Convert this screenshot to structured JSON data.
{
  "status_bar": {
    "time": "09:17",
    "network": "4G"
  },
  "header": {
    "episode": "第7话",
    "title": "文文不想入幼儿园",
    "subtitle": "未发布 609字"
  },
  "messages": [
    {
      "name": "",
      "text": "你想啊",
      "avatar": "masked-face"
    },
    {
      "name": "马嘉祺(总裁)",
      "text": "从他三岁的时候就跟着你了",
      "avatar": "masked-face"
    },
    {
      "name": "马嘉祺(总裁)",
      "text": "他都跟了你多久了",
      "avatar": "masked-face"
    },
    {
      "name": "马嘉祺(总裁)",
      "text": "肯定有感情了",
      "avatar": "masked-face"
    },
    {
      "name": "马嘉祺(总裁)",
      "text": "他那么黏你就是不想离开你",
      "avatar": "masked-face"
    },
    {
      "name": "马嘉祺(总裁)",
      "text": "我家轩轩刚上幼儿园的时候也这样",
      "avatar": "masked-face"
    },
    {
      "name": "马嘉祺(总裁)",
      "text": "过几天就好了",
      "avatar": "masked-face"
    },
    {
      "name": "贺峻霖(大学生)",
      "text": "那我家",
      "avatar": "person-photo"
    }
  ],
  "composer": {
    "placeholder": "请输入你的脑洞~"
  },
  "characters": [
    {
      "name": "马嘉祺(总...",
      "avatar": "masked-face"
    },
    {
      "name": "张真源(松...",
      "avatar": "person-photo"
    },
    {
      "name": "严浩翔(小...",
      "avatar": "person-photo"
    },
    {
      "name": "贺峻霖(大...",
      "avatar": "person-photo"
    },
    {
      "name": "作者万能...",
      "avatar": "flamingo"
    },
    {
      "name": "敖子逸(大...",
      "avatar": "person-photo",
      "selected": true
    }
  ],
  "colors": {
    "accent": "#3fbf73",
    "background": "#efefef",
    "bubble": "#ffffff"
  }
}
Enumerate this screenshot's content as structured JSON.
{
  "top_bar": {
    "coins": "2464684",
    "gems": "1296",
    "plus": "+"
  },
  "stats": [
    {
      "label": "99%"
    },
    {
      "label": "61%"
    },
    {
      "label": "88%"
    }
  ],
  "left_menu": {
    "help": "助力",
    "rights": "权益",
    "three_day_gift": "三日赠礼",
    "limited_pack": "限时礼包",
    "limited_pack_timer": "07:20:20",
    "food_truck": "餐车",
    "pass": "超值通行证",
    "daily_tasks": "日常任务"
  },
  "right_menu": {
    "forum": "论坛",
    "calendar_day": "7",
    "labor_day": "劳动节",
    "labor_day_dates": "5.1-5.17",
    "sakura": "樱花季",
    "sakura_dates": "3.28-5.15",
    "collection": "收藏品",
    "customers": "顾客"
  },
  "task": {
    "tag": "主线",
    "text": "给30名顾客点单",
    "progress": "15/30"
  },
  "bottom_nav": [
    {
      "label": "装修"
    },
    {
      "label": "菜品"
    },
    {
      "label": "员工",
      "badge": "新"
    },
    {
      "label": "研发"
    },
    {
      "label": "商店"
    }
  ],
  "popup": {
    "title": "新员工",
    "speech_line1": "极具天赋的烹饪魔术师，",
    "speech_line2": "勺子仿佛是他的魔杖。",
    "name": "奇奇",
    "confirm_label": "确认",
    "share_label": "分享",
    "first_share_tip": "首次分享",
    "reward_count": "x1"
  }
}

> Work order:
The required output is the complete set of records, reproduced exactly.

> Written reply:
Convert this screenshot to structured JSON data.
{
  "status_bar": {
    "time": "09:17",
    "network": "4G"
  },
  "header": {
    "episode": "第7话",
    "title": "文文不想入幼儿园",
    "subtitle": "未发布 609字"
  },
  "messages": [
    {
      "name": "",
      "text": "你想啊",
      "avatar": "masked-face"
    },
    {
      "name": "马嘉祺(总裁)",
      "text": "从他三岁的时候就跟着你了",
      "avatar": "masked-face"
    },
    {
      "name": "马嘉祺(总裁)",
      "text": "他都跟了你多久了",
      "avatar": "masked-face"
    },
    {
      "name": "马嘉祺(总裁)",
      "text": "肯定有感情了",
      "avatar": "masked-face"
    },
    {
      "name": "马嘉祺(总裁)",
      "text": "他那么黏你就是不想离开你",
      "avatar": "masked-face"
    },
    {
      "name": "马嘉祺(总裁)",
      "text": "我家轩轩刚上幼儿园的时候也这样",
      "avatar": "masked-face"
    },
    {
      "name": "马嘉祺(总裁)",
      "text": "过几天就好了",
      "avatar": "masked-face"
    },
    {
      "name": "贺峻霖(大学生)",
      "text": "那我家",
      "avatar": "person-photo"
    }
  ],
  "composer": {
    "placeholder": "请输入你的脑洞~"
  },
  "characters": [
    {
      "name": "马嘉祺(总...",
      "avatar": "masked-face"
    },
    {
      "name": "张真源(松...",
      "avatar": "person-photo"
    },
    {
      "name": "严浩翔(小...",
      "avatar": "person-photo"
    },
    {
      "name": "贺峻霖(大...",
      "avatar": "person-photo"
    },
    {
      "name": "作者万能...",
      "avatar": "flamingo"
    },
    {
      "name": "敖子逸(大...",
      "avatar": "person-photo",
      "selected": true
    }
  ],
  "colors": {
    "accent": "#3fbf73",
    "background": "#efefef",
    "bubble": "#ffffff"
  }
}
Enumerate this screenshot's content as structured JSON.
{
  "top_bar": {
    "coins": "2464684",
    "gems": "1296",
    "plus": "+"
  },
  "stats": [
    {
      "label": "99%"
    },
    {
      "label": "61%"
    },
    {
      "label": "88%"
    }
  ],
  "left_menu": {
    "help": "助力",
    "rights": "权益",
    "three_day_gift": "三日赠礼",
    "limited_pack": "限时礼包",
    "limited_pack_timer": "07:20:20",
    "food_truck": "餐车",
    "pass": "超值通行证",
    "daily_tasks": "日常任务"
  },
  "right_menu": {
    "forum": "论坛",
    "calendar_day": "7",
    "labor_day": "劳动节",
    "labor_day_dates": "5.1-5.17",
    "sakura": "樱花季",
    "sakura_dates": "3.28-5.15",
    "collection": "收藏品",
    "customers": "顾客"
  },
  "task": {
    "tag": "主线",
    "text": "给30名顾客点单",
    "progress": "15/30"
  },
  "bottom_nav": [
    {
      "label": "装修"
    },
    {
      "label": "菜品"
    },
    {
      "label": "员工",
      "badge": "新"
    },
    {
      "label": "研发"
    },
    {
      "label": "商店"
    }
  ],
  "popup": {
    "title": "新员工",
    "speech_line1": "极具天赋的烹饪魔术师，",
    "speech_line2": "勺子仿佛是他的魔杖。",
    "name": "奇奇",
    "confirm_label": "确认",
    "share_label": "分享",
    "first_share_tip": "首次分享",
    "reward_count": "x1"
  }
}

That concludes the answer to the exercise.